(Stored items)
┌──
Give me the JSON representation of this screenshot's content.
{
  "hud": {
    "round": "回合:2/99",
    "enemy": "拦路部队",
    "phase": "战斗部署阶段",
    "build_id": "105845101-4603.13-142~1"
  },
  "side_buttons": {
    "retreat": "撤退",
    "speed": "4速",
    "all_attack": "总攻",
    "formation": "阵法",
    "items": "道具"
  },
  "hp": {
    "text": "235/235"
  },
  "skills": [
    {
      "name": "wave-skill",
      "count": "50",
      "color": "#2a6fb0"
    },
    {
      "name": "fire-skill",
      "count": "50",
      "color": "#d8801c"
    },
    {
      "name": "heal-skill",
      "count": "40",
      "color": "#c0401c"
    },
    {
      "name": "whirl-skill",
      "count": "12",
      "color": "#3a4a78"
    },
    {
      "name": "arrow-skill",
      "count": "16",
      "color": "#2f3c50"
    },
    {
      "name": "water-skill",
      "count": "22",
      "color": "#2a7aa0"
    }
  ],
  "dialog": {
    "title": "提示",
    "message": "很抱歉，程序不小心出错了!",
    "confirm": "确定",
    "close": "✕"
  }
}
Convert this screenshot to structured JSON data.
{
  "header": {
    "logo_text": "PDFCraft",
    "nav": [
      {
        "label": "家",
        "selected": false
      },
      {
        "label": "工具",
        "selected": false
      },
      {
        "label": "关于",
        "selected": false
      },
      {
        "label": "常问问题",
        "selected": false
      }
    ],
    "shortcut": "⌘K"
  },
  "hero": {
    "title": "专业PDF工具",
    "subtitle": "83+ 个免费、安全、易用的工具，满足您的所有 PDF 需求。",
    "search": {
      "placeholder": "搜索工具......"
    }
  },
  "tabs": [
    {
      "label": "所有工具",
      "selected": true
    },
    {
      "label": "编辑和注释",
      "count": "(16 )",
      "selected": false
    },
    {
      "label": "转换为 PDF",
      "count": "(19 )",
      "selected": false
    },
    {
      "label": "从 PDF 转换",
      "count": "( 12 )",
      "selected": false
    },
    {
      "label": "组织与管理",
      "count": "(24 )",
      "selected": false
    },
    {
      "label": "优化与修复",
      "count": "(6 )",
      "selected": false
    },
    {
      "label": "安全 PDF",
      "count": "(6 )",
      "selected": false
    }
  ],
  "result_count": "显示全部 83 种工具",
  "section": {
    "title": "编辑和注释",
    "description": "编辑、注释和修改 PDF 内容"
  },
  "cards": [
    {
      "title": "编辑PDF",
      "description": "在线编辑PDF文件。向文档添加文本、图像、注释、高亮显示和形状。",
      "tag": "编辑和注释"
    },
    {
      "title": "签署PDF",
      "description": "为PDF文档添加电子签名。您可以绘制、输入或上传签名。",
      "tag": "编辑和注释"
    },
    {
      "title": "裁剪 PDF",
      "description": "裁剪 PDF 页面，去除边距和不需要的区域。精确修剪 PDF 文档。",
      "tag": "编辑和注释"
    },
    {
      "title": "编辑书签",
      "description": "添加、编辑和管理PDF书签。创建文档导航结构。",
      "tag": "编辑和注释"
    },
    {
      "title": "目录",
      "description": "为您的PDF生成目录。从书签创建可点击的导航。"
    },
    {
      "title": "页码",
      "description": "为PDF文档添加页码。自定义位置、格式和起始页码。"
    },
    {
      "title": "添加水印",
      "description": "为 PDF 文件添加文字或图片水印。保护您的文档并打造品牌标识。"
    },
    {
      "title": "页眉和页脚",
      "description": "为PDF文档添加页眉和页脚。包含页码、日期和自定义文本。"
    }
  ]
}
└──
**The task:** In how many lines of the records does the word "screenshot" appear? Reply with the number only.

**Completed exercise:** 2